Large-Scale Controlled Experiment Demonstrates Effectiveness of Methane Leak Detection and Repair Programs at Oil and Gas Facilities

Jiayang (Lyra) Wang, Brenna Barlow, Wes Funk, Cooper Robinson, Adam Brandt, and Payne Institute Fellow Arvind P. Ravikumar write about the importance of reducing methane emissions from oil and gas operations as a near-term climate action is widely recognized. Most jurisdictions around the globe using leak detection and repair (LDAR) programs to find and fix methane leaks. In this work, we empirically evaluate the efficacy of LDAR programs using a large-scale, bottom-up, randomized controlled field experiment across ~200 oil and gas sites in Canada. We find that tanks are the single largest source of emissions, contributing to nearly 60% of total emissions.

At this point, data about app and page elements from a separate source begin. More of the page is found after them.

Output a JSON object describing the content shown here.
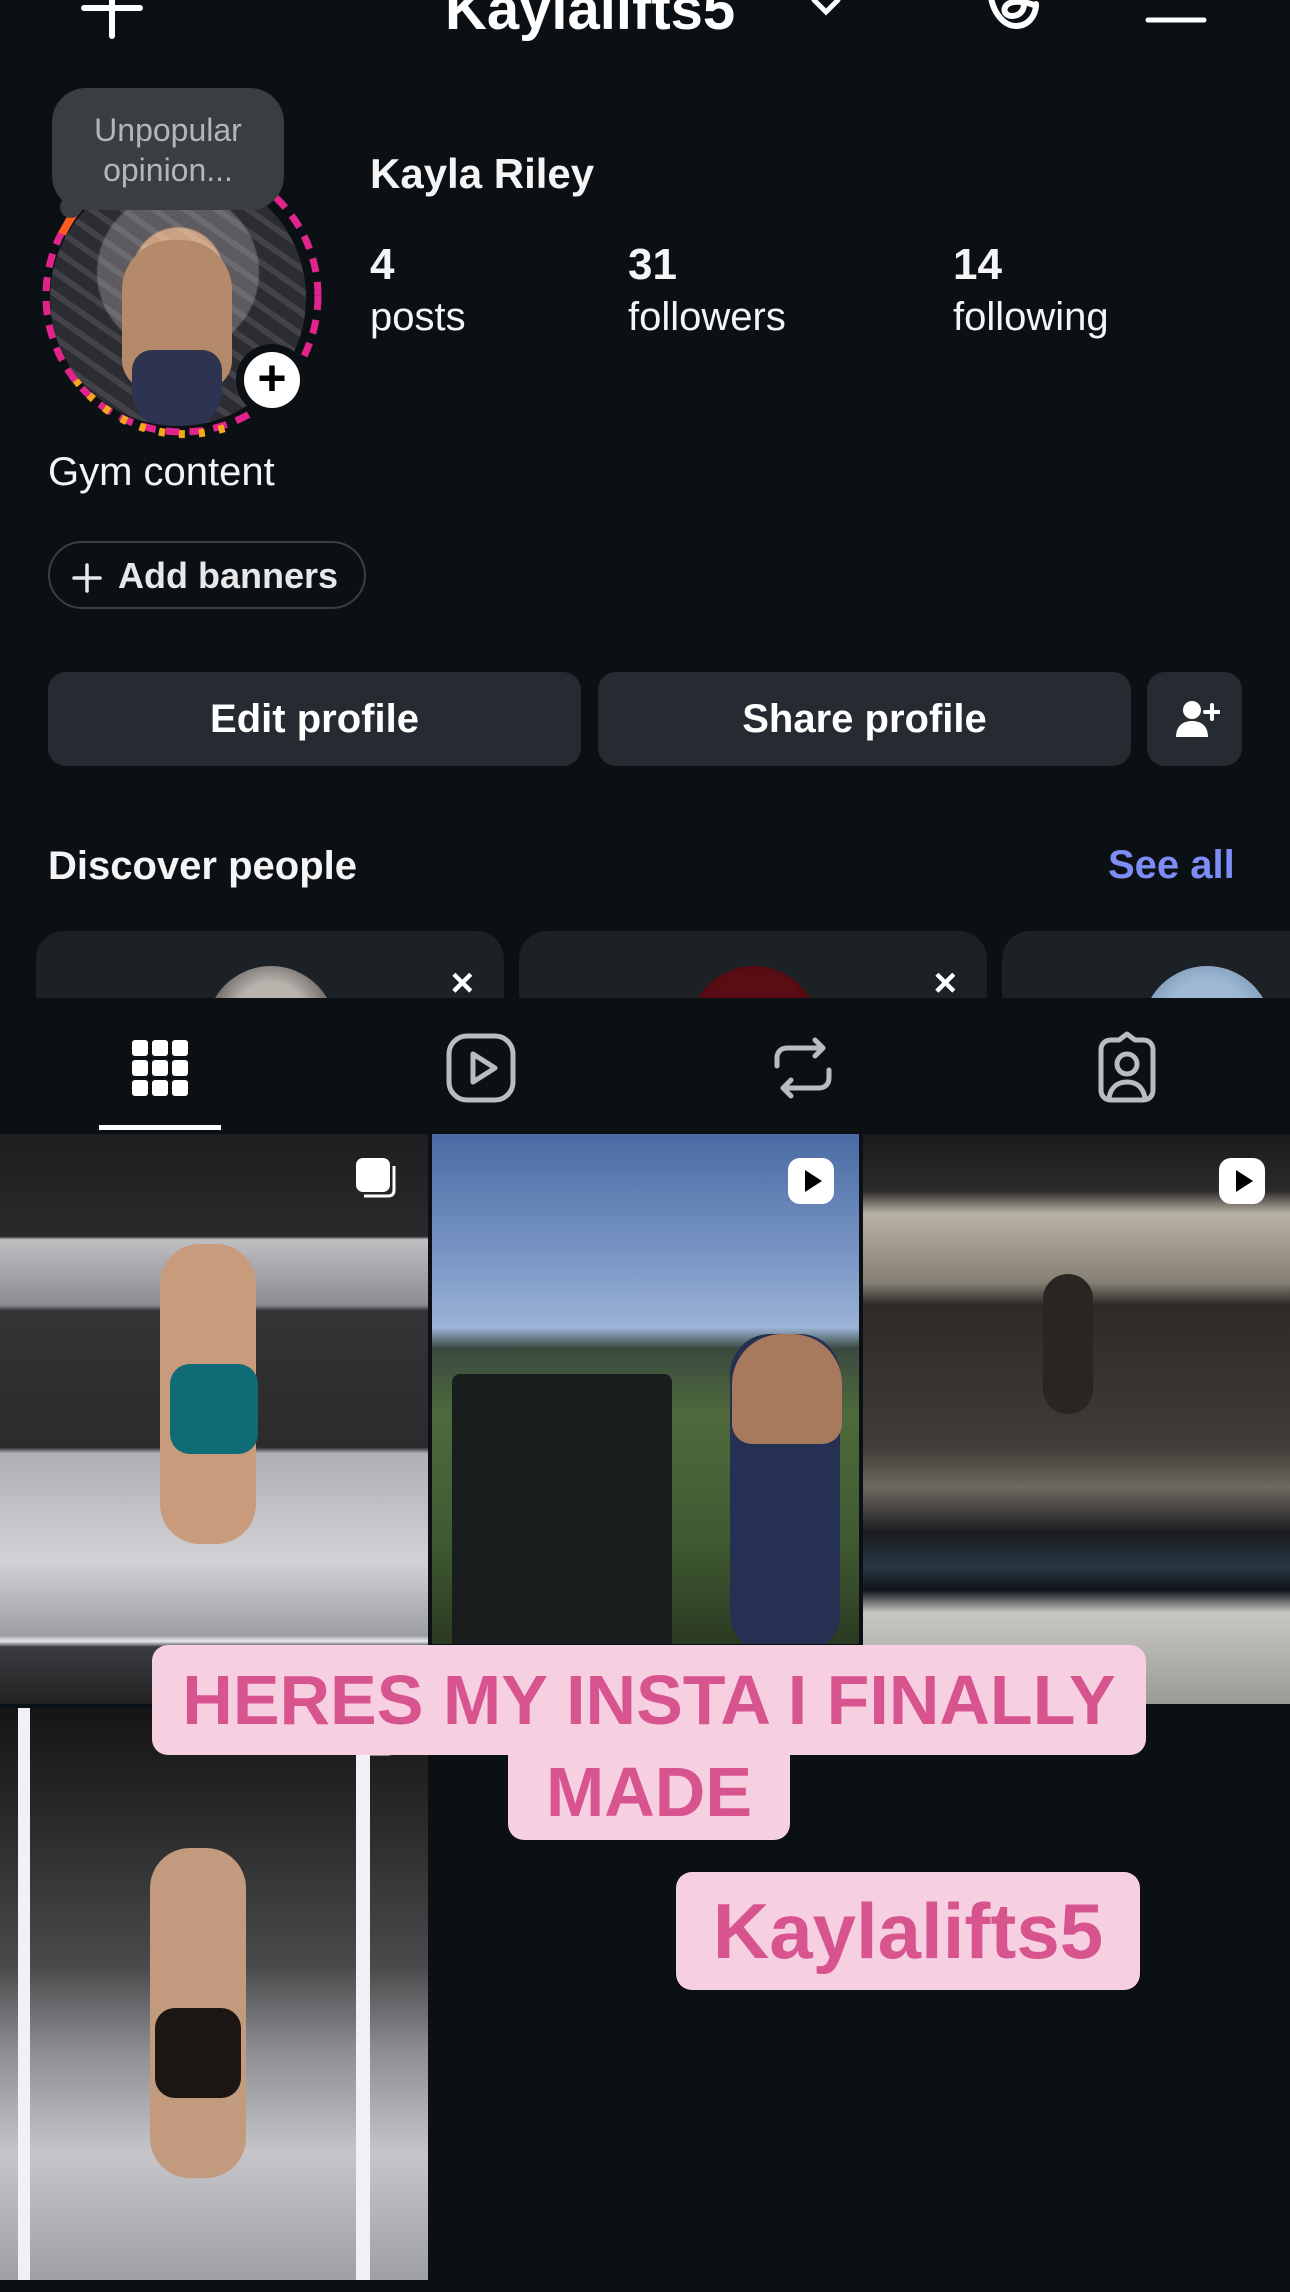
{
  "header": {
    "username": "Kaylalifts5",
    "icons": [
      "plus-icon",
      "chevron-down-icon",
      "threads-icon",
      "menu-icon"
    ]
  },
  "profile": {
    "note": "Unpopular opinion...",
    "full_name": "Kayla Riley",
    "stats": [
      {
        "value": "4",
        "label": "posts"
      },
      {
        "value": "31",
        "label": "followers"
      },
      {
        "value": "14",
        "label": "following"
      }
    ],
    "bio": "Gym content",
    "add_banners_label": "Add banners"
  },
  "actions": {
    "edit_profile": "Edit profile",
    "share_profile": "Share profile"
  },
  "discover": {
    "title": "Discover people",
    "see_all": "See all",
    "dismiss": "×"
  },
  "tabs": [
    "grid-icon",
    "reels-icon",
    "reposts-icon",
    "tagged-icon"
  ],
  "overlay": {
    "line1": "HERES MY INSTA I FINALLY",
    "line2": "MADE",
    "handle": "Kaylalifts5"
  },
  "colors": {
    "background": "#0b1014",
    "button": "#262b31",
    "link": "#7e8cf6",
    "overlay_bg": "#f6cfe0",
    "overlay_text": "#d8548e"
  }
}
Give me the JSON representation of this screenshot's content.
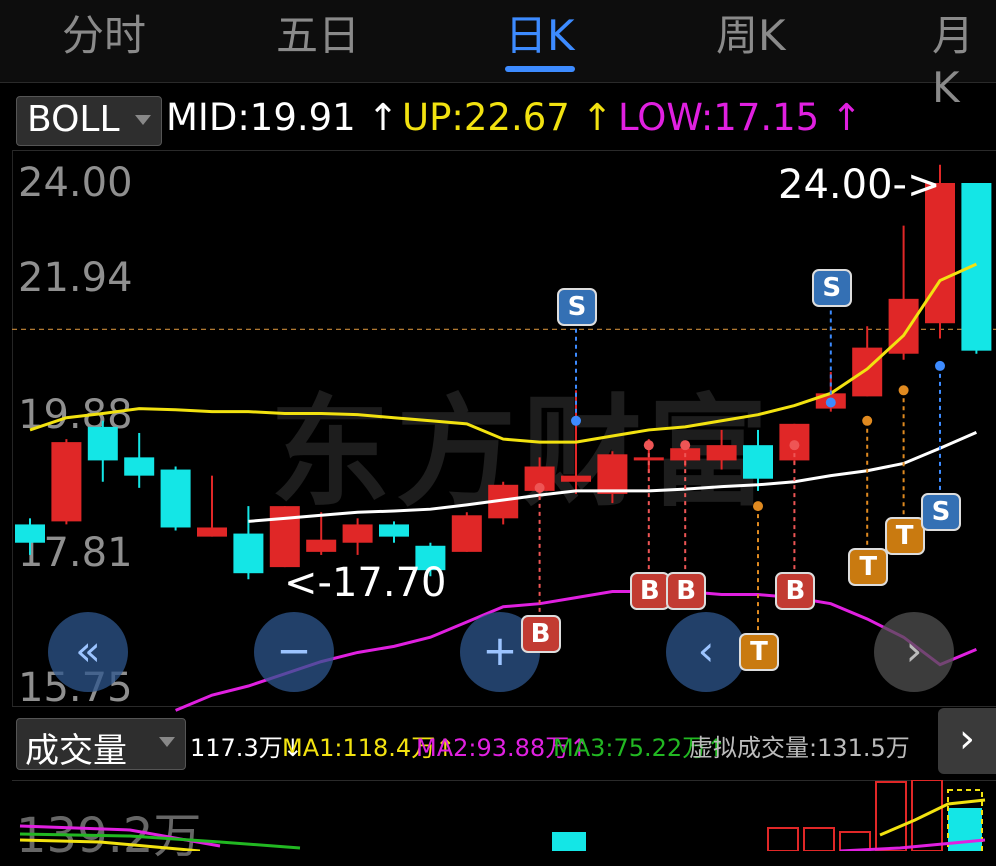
{
  "tabs": [
    {
      "label": "分时"
    },
    {
      "label": "五日"
    },
    {
      "label": "日K"
    },
    {
      "label": "周K"
    },
    {
      "label": "月K"
    }
  ],
  "indicator": {
    "name": "BOLL",
    "mid": "MID:19.91",
    "mid_arrow": "↑",
    "up": "UP:22.67",
    "up_arrow": "↑",
    "low": "LOW:17.15",
    "low_arrow": "↑"
  },
  "y_axis": [
    "24.00",
    "21.94",
    "19.88",
    "17.81",
    "15.75"
  ],
  "watermark": "东方财富",
  "price_notes": {
    "high": "24.00->",
    "low": "<-17.70"
  },
  "nav_buttons": [
    "«",
    "−",
    "+",
    "‹",
    "›"
  ],
  "volume": {
    "name": "成交量",
    "value": "117.3万",
    "value_arrow": "↓",
    "ma1": "MA1:118.4万",
    "ma1_arrow": "↑",
    "ma2": "MA2:93.88万",
    "ma2_arrow": "↑",
    "ma3": "MA3:75.22万",
    "ma3_arrow": "↑",
    "virtual": "虚拟成交量:131.5万",
    "axis_top": "139.2万",
    "more": "›"
  },
  "colors": {
    "active_tab": "#3d8bff",
    "up_candle": "#e02727",
    "down_candle": "#14e6e6",
    "mid_line": "#ffffff",
    "up_line": "#f2e210",
    "low_line": "#e020e0",
    "ma3": "#22b822"
  },
  "chart_data": {
    "type": "candlestick",
    "ylim": [
      15.75,
      24.0
    ],
    "candles": [
      {
        "o": 18.4,
        "c": 18.1,
        "h": 18.5,
        "l": 17.9
      },
      {
        "o": 18.45,
        "c": 19.75,
        "h": 19.8,
        "l": 18.4
      },
      {
        "o": 20.0,
        "c": 19.45,
        "h": 20.1,
        "l": 19.1
      },
      {
        "o": 19.5,
        "c": 19.2,
        "h": 19.9,
        "l": 19.0
      },
      {
        "o": 19.3,
        "c": 18.35,
        "h": 19.35,
        "l": 18.3
      },
      {
        "o": 18.2,
        "c": 18.35,
        "h": 19.2,
        "l": 18.2
      },
      {
        "o": 18.25,
        "c": 17.6,
        "h": 18.7,
        "l": 17.5
      },
      {
        "o": 17.7,
        "c": 18.7,
        "h": 18.7,
        "l": 17.7
      },
      {
        "o": 17.95,
        "c": 18.15,
        "h": 18.6,
        "l": 17.9
      },
      {
        "o": 18.1,
        "c": 18.4,
        "h": 18.5,
        "l": 17.9
      },
      {
        "o": 18.4,
        "c": 18.2,
        "h": 18.45,
        "l": 18.1
      },
      {
        "o": 18.05,
        "c": 17.65,
        "h": 18.1,
        "l": 17.55
      },
      {
        "o": 17.95,
        "c": 18.55,
        "h": 18.6,
        "l": 17.95
      },
      {
        "o": 18.5,
        "c": 19.05,
        "h": 19.1,
        "l": 18.4
      },
      {
        "o": 18.95,
        "c": 19.35,
        "h": 19.5,
        "l": 18.8
      },
      {
        "o": 19.1,
        "c": 19.2,
        "h": 20.6,
        "l": 18.9
      },
      {
        "o": 18.9,
        "c": 19.55,
        "h": 19.6,
        "l": 18.75
      },
      {
        "o": 19.45,
        "c": 19.5,
        "h": 19.8,
        "l": 19.25
      },
      {
        "o": 19.45,
        "c": 19.65,
        "h": 19.75,
        "l": 19.35
      },
      {
        "o": 19.45,
        "c": 19.7,
        "h": 19.95,
        "l": 19.3
      },
      {
        "o": 19.7,
        "c": 19.15,
        "h": 19.95,
        "l": 18.95
      },
      {
        "o": 19.45,
        "c": 20.05,
        "h": 20.05,
        "l": 19.4
      },
      {
        "o": 20.3,
        "c": 20.55,
        "h": 20.9,
        "l": 20.25
      },
      {
        "o": 20.5,
        "c": 21.3,
        "h": 21.65,
        "l": 20.5
      },
      {
        "o": 21.2,
        "c": 22.1,
        "h": 23.3,
        "l": 21.1
      },
      {
        "o": 21.7,
        "c": 24.0,
        "h": 24.3,
        "l": 21.45
      },
      {
        "o": 24.0,
        "c": 21.25,
        "h": 24.0,
        "l": 21.2
      }
    ],
    "boll_mid": [
      null,
      null,
      null,
      null,
      null,
      null,
      18.45,
      18.5,
      18.55,
      18.6,
      18.62,
      18.65,
      18.72,
      18.8,
      18.88,
      18.95,
      18.95,
      18.95,
      18.98,
      19.02,
      19.05,
      19.1,
      19.2,
      19.28,
      19.4,
      19.65,
      19.91
    ],
    "boll_up": [
      19.95,
      20.15,
      20.22,
      20.3,
      20.28,
      20.25,
      20.25,
      20.22,
      20.22,
      20.2,
      20.15,
      20.1,
      20.05,
      19.8,
      19.75,
      19.75,
      19.85,
      19.95,
      20.0,
      20.1,
      20.2,
      20.35,
      20.55,
      20.95,
      21.5,
      22.4,
      22.67
    ],
    "boll_low": [
      null,
      null,
      null,
      null,
      15.35,
      15.6,
      15.75,
      15.95,
      16.15,
      16.3,
      16.4,
      16.55,
      16.8,
      17.05,
      17.1,
      17.2,
      17.3,
      17.3,
      17.3,
      17.25,
      17.25,
      17.2,
      17.1,
      16.85,
      16.55,
      16.1,
      16.35
    ],
    "signals": [
      {
        "i": 14,
        "label": "B",
        "kind": "b",
        "price": 19.0,
        "pos": "below"
      },
      {
        "i": 15,
        "label": "S",
        "kind": "s",
        "price": 20.1,
        "pos": "above"
      },
      {
        "i": 17,
        "label": "B",
        "kind": "b",
        "price": 19.7,
        "pos": "below"
      },
      {
        "i": 18,
        "label": "B",
        "kind": "b",
        "price": 19.7,
        "pos": "below"
      },
      {
        "i": 20,
        "label": "T",
        "kind": "t",
        "price": 18.7,
        "pos": "below"
      },
      {
        "i": 21,
        "label": "B",
        "kind": "b",
        "price": 19.7,
        "pos": "below"
      },
      {
        "i": 22,
        "label": "S",
        "kind": "s",
        "price": 20.4,
        "pos": "above"
      },
      {
        "i": 23,
        "label": "T",
        "kind": "t",
        "price": 20.1,
        "pos": "below"
      },
      {
        "i": 24,
        "label": "T",
        "kind": "t",
        "price": 20.6,
        "pos": "below"
      },
      {
        "i": 25,
        "label": "S",
        "kind": "s",
        "price": 21.0,
        "pos": "below"
      }
    ],
    "reference_line": 21.6
  }
}
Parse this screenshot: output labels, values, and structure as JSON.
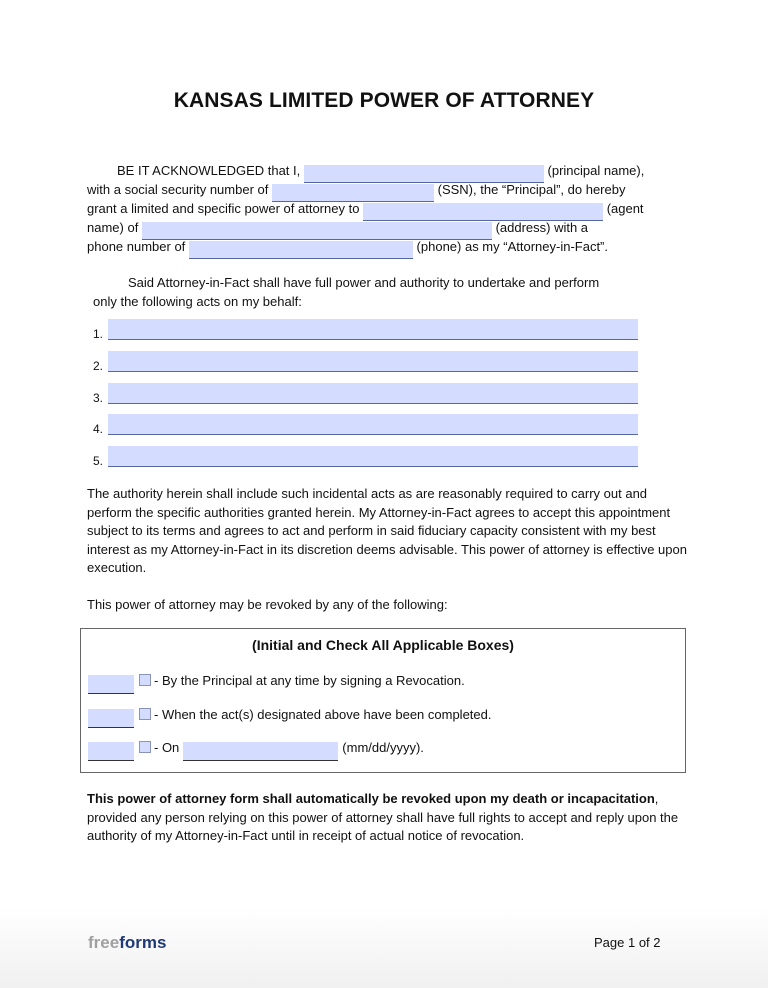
{
  "document": {
    "title": "KANSAS LIMITED POWER OF ATTORNEY",
    "intro": {
      "l1_pre": "BE IT ACKNOWLEDGED that I,",
      "l1_post": "(principal name),",
      "l2_pre": "with a social security number of",
      "l2_post": "(SSN), the “Principal”, do hereby",
      "l3_pre": "grant a limited and specific power of attorney to",
      "l3_post": "(agent",
      "l4_pre": "name) of",
      "l4_post": "(address) with a",
      "l5_pre": "phone number of",
      "l5_post": "(phone) as my “Attorney-in-Fact”."
    },
    "fields": {
      "principal_name": "",
      "ssn": "",
      "agent_name": "",
      "address": "",
      "phone": ""
    },
    "acts_intro_l1": "Said Attorney-in-Fact shall have full power and authority to undertake and perform",
    "acts_intro_l2": "only the following acts on my behalf:",
    "acts": [
      {
        "number": "1.",
        "value": ""
      },
      {
        "number": "2.",
        "value": ""
      },
      {
        "number": "3.",
        "value": ""
      },
      {
        "number": "4.",
        "value": ""
      },
      {
        "number": "5.",
        "value": ""
      }
    ],
    "authority_paragraph": "The authority herein shall include such incidental acts as are reasonably required to carry out and perform the specific authorities granted herein. My Attorney-in-Fact agrees to accept this appointment subject to its terms and agrees to act and perform in said fiduciary capacity consistent with my best interest as my Attorney-in-Fact in its discretion deems advisable. This power of attorney is effective upon execution.",
    "revoke_intro": "This power of attorney may be revoked by any of the following:",
    "revocation_box": {
      "title": "(Initial and Check All Applicable Boxes)",
      "options": [
        {
          "label": "- By the Principal at any time by signing a Revocation.",
          "initial": "",
          "checked": false
        },
        {
          "label": "- When the act(s) designated above have been completed.",
          "initial": "",
          "checked": false
        },
        {
          "label": "- On",
          "initial": "",
          "checked": false,
          "date": "",
          "date_hint": "(mm/dd/yyyy)."
        }
      ]
    },
    "final_bold": "This power of attorney form shall automatically be revoked upon my death or incapacitation",
    "final_rest": ", provided any person relying on this power of attorney shall have full rights to accept and reply upon the authority of my Attorney-in-Fact until in receipt of actual notice of revocation."
  },
  "footer": {
    "logo_part1": "free",
    "logo_part2": "forms",
    "page_label": "Page 1 of 2"
  },
  "colors": {
    "field_fill": "#d4dcff",
    "logo_dark": "#1f3a78",
    "logo_light": "#a0a0a0"
  }
}
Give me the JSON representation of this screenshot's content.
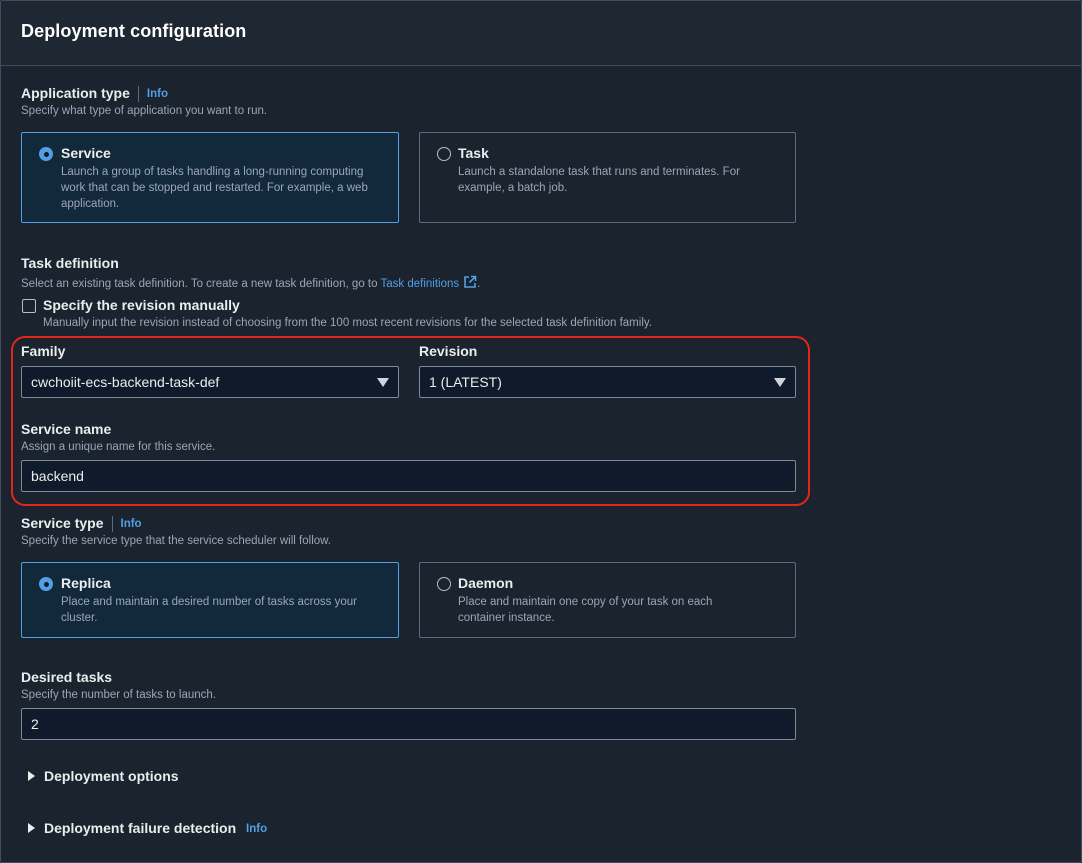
{
  "header": {
    "title": "Deployment configuration"
  },
  "application_type": {
    "label": "Application type",
    "info": "Info",
    "description": "Specify what type of application you want to run.",
    "options": [
      {
        "title": "Service",
        "description": "Launch a group of tasks handling a long-running computing work that can be stopped and restarted. For example, a web application.",
        "selected": true
      },
      {
        "title": "Task",
        "description": "Launch a standalone task that runs and terminates. For example, a batch job.",
        "selected": false
      }
    ]
  },
  "task_definition": {
    "label": "Task definition",
    "description": "Select an existing task definition. To create a new task definition, go to",
    "link": "Task definitions",
    "after_link": ".",
    "manual_checkbox": {
      "label": "Specify the revision manually",
      "description": "Manually input the revision instead of choosing from the 100 most recent revisions for the selected task definition family.",
      "checked": false
    },
    "family": {
      "label": "Family",
      "value": "cwchoiit-ecs-backend-task-def"
    },
    "revision": {
      "label": "Revision",
      "value": "1 (LATEST)"
    }
  },
  "service_name": {
    "label": "Service name",
    "description": "Assign a unique name for this service.",
    "value": "backend"
  },
  "service_type": {
    "label": "Service type",
    "info": "Info",
    "description": "Specify the service type that the service scheduler will follow.",
    "options": [
      {
        "title": "Replica",
        "description": "Place and maintain a desired number of tasks across your cluster.",
        "selected": true
      },
      {
        "title": "Daemon",
        "description": "Place and maintain one copy of your task on each container instance.",
        "selected": false
      }
    ]
  },
  "desired_tasks": {
    "label": "Desired tasks",
    "description": "Specify the number of tasks to launch.",
    "value": "2"
  },
  "expanders": [
    {
      "label": "Deployment options"
    },
    {
      "label": "Deployment failure detection",
      "info": "Info"
    }
  ],
  "colors": {
    "accent": "#539fe5",
    "highlight": "#e3261b",
    "background": "#1a232e"
  }
}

The average number of leaks at treatment sites that underwent repair reduced by ~50% compared to control site.  December 9, 2021.